Flood. A sign.


Flood. A sign.

Spray paint on metal street sign
75 x 86cm.
During the course of the twenty-first century, global sea levels are predicted to rise by up to 2 metres, possibly more. As a result, land occupied by 300 million people will fall below the elevation of an average annual coastal flood. By 2100, 200 million people could sit permanently below the high tide line.

The UN is warning that our planet is on course for 3C of global warming. This will ultimately redraw the map of the world. A key variable in this outcome will be how much heat-trapping pollution from human activities is dumped into the atmosphere, and how quickly the land-based ice sheets in Greenland and especially Antarctica destabilise. Another factor is widespread, intensive farming, which changes land cover by removing preexisting vegetation, thereby increasing the risk of flooding.

It is now widely accepted that extreme weather patterns, caused by long-term global climate change, make floods more likely. The science is impossible to ignore.

As global temperatures rise, there is significantly more energy in the Earth’s system. This amplified state results in higher air temperatures, which increase the possibility for evaporation and ultimately cloud formation. In this perfect storm scenario, the air is also able to hold more moisture content, which leads to an increase in precipitation intensity, duration and/or frequency.

"If you have more moisture in the atmosphere, the same rainfall systems rain harder - that is something we see globally. And that has a human greenhouse gas signal in it."
Professor Gabi Hegerl, University of Edinburgh.





All artwork, text and images © James Straffon 2021.

Don't Be Koi


Don't Be Koi.

Limited edition of 25. Signed.
Hahnemühle German Etching pigment print.
42 x 29cm.
£150 + postage

"Pollution from toxic chemicals threatens life on this planet. Every ocean and every continent, from the tropics to the once-pristine polar regions, is contaminated."
World Wildlife Fund.


Every year, approximately eight million metric tons of plastic find its way into our oceans. Of that, approaching three million arrives from the earth's rivers. And of those tributaries, over ninety percent arrives from a select ten, one of the worst of which is China's Yangtze - which contributes over half, as it drains into the Yellow Sea.

A recent study by the The Education University of Hong Kong, and backed by Greenpeace, discovered that plastic fragments have been found in nearly two-thirds of a fish species commonly consumed in Chinese meals.

In addition to waste plastic, a variety of toxic chemicals, from both domestic and industrial usage, add to the degradation of our planet's water stores.

On a global level, mankind's rapid growth has released a toxic cocktail of substances into the natural world, which is now finding its way back into our food chain.

The harmony of a delicately poised, interdependent balance of the natural world has been disrupted, and distorted by one species, the long-term effect, from the unenlightened cause, now returning to its point of origin.
In association with



All artwork, text and images © James Straffon 2021.

Flood. A sign.


Flood. A sign.

Spray paint on metal street sign
75 x 86cm.
£550 + postage

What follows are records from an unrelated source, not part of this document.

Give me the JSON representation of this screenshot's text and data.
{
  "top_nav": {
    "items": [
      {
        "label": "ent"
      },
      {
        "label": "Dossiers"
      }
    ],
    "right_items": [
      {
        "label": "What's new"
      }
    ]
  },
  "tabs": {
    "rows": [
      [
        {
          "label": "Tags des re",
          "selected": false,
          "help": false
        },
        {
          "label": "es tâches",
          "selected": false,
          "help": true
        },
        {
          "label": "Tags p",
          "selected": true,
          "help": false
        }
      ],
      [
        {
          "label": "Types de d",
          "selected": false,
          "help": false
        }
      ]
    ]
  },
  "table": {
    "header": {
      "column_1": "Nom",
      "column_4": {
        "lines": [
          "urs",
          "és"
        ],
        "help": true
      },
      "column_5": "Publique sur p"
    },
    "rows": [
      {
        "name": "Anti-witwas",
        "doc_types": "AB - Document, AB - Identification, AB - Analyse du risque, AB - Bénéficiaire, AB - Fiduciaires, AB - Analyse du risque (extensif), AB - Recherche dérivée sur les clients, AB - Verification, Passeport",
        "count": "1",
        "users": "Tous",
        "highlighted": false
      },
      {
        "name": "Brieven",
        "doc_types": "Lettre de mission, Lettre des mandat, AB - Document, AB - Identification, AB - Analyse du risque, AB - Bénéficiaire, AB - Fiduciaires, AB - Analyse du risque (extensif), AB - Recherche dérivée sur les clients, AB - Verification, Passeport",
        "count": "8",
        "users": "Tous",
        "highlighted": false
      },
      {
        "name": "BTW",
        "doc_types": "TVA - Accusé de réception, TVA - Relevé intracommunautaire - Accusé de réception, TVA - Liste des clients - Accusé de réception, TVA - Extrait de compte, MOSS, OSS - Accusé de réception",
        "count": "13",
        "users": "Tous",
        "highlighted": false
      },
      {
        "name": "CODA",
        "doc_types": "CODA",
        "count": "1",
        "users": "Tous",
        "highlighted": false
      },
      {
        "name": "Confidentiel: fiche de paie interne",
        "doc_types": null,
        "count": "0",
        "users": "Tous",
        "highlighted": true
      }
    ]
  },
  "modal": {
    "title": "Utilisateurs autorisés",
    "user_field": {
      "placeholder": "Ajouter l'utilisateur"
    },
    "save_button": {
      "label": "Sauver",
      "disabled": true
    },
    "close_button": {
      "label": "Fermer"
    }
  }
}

During the course of the twenty-first century, global sea levels are predicted to rise by up to 2 metres, possibly more. As a result, land occupied by 300 million people will fall below the elevation of an average annual coastal flood. By 2100, 200 million people could sit permanently below the high tide line.

The UN is warning that our planet is on course for 3C of global warming. This will ultimately redraw the map of the world. A key variable in this outcome will be how much heat-trapping pollution from human activities is dumped into the atmosphere, and how quickly the land-based ice sheets in Greenland and especially Antarctica destabilise. Another factor is widespread, intensive farming, which changes land cover by removing preexisting vegetation, thereby increasing the risk of flooding.

It is now widely accepted that extreme weather patterns, caused by long-term global climate change, make floods more likely. The science is impossible to ignore.

As global temperatures rise, there is significantly more energy in the Earth’s system. This amplified state results in higher air temperatures, which increase the possibility for evaporation and ultimately cloud formation. In this perfect storm scenario, the air is also able to hold more moisture content, which leads to an increase in precipitation intensity, duration and/or frequency.

"If you have more moisture in the atmosphere, the same rainfall systems rain harder - that is something we see globally. And that has a human greenhouse gas signal in it."
Professor Gabi Hegerl, University of Edinburgh.





All artwork, text and images © James Straffon 2021.